Sing Street

Posted by Joel Copling on April 23, 2016

Above all else, "Sing Street" is a celebration. It might one with the caveat of the grim and grimy backdrop of a school whose headmaster is the son of a you-know-what and a gaggle of students whom, at one point, our protagonists labels "rapists and bullies" in a disconcertingly casual (if, in the moment, desperate) tone, but the point remains the same. Writer/director John Carney's film is a celebration of multiple things--of youth, of song, of the process of writing and recording music, of innocence lost and found, of first loves. If that all sounds trite, it's because at every turn Carney's screenplay could have been so. At every turn, too, he avoids the trappings of trite soap opera theatrics and keeps the film entirely on the level.

That protagonist is Connor (Ferdia Walsh-Peelo). He's an unassuming kid in both looks and personality whose parents (Aiden Gillen and Maria Doyle Kennedy) are forced by their current financial woes to transfer Connor from a Jesuit school to the Catholic one that Carney himself, as a youth, attended. This is quite the frightening place, run by Brother Baxter (Don Wycherley) via restrictive rules, a helping of emotional torment, and, on occasion, physical abuse. The other kids, especially a bully named Barry (Ian Kenny), seem to be suffering the unintentional consequences of the school's structure, as they are rowdy, respectful only in a half-hearted manner, and rude in that machismo-driven way of teenagers trying constantly to one-up each other.

In addition to finding a nemesis in Barry, who questions Connor's sexuality from the get-go, Connor makes a friend out of Darren (Ben Carolan), a sympathetic fellow student, and meets a girl--or, perhaps more fittingly, he meets The Girl. Her name is Raphina (Lucy Boynton), and she lives across from the school in a shelter for children whose parents either have died (such as her father, by way of a vehicle) or are in some way unable to raise them (such as her mother, who is hospitalized for manic depression). She's a curious beauty and an aspiring model, dating an older man who is almost surely committing statutory rape by any logical appraisal of the situation and soon to move with that man to London from their current Dublin hometown, as so many people are wont to do in this era (The film is set in 1985).
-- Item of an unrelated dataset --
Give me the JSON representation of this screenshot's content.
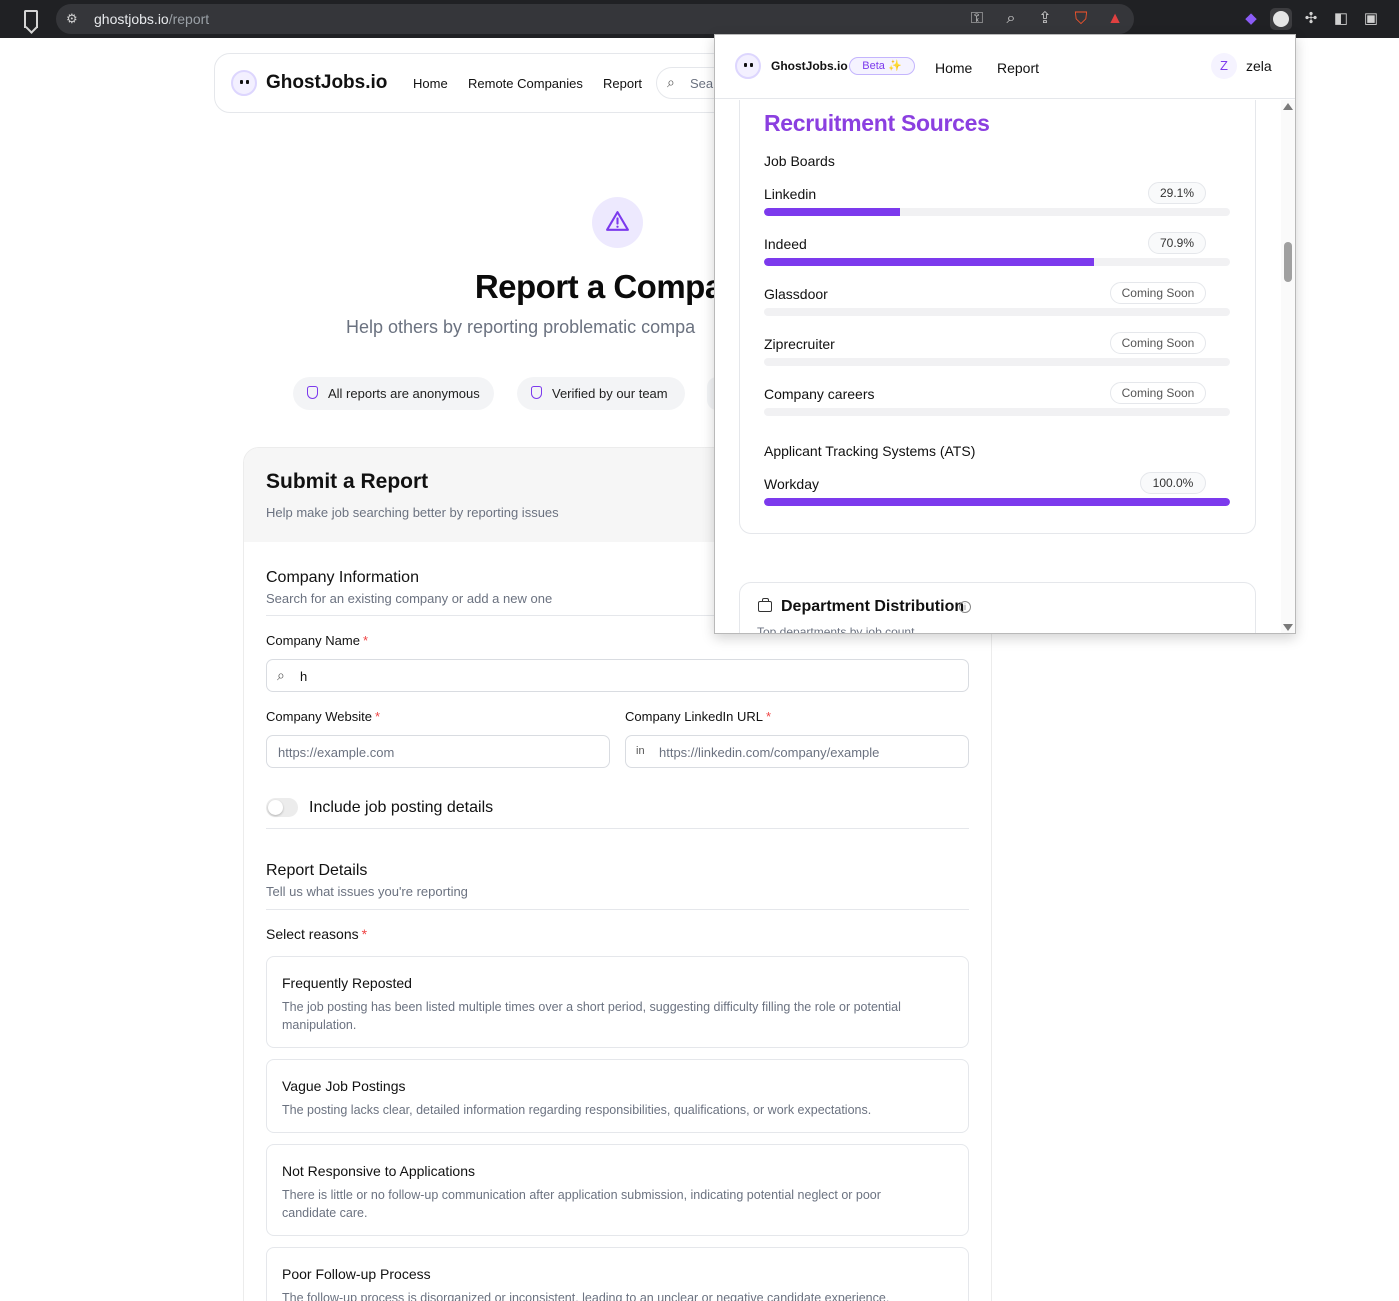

In a bid to impress this girl, who is a year older, Connor brags about his band and even sings a couple of bars from a popular tune currently making waves on the radio in order to impress her further. Of course, he has no actual band, so he and Darren, who appoints himself the manager, with help from Connor's aimless brother Brendan (Jack Reynor, who is very good here) to find some sort of style that suits them without seeming derivative, form a band whose other members include the multi-talented Eamon (Mark McKenna) on guitar, Ngig (Percy Chambruka) on keyboard, and inseparable friends Larry (Conor Hamilton) and Garry (Karl Rice) on bass and drums. Raphina agrees to be in their first video for a song called "The Riddle of the Model," and you have one guess as to whom that is about.

The video, a low-budget charmer that apes the style of the art form that is currently becoming a trend, is the first stepping stone into a field that quickly becomes of genuine interest to the group beyond posing. Connor has a solid voice that only becomes more melodic as the film plays, and he's quite adept at writing lyrics, too. The original songs, which intertwine with pre-existing music of the era and region, are all memorable, ranging from a song of rebellion against the school's strictures on its students, a fun song at which to tap one's foot to its infectious beat, a slow song of declared love that might be the best-in-show, and others of varying theme and melody that will be stuck in one's head for hours on end. The pre-existing songs, too, are woven in as thematically relevant to the scenes in which they appear, rather than merely complementing a tone.

The film's narrative is light and mostly kept confined to the first half. The second half is, on the face of it, a will-she-or-won't-she romantic melodrama, but the characters are more complex than that might lead one to believe. The performances from the two leads are also exceptional, especially from Boynton, who is the standout here as a young woman with dreams beyond this static existence. Walsh-Peelo is also very good as a young man with a lot to learn and finding himself unprepared for some bitter truths. The final scene presents two characters with an opportunity for something greater. "Sing Street" leaves us on a note of uncertainty that they will find success, but the film smartly reasons that hope is its own form of success. That alone makes this a celebration of such hopeful optimism.

Film Information

Ferdia Walsh-Peelo (Connor), Lucy Boynton (Raphina), Jack Reynor (Brendan), Mark McKenna (Eamon), Ben Carolan (Darren), Aidan Gillen (Robert), Maria Doyle Kennedy (Penny), Kelly Thornton (Ann), Ian Kenny (Barry), Percy Chamburuka (Ngig), Conor Hamilton (Larry), Karl Rice (Garry), Don Wycherley (Brother Baxter), Lydia McGuinness (Mrs. Dunne).

Directed and written by John Carney.

Rated PG-13 (thematic elements including language/bullying behavior, a suggestive image, drug material, teen smoking).

106 minutes.

Released in select cities on April 15, 2016.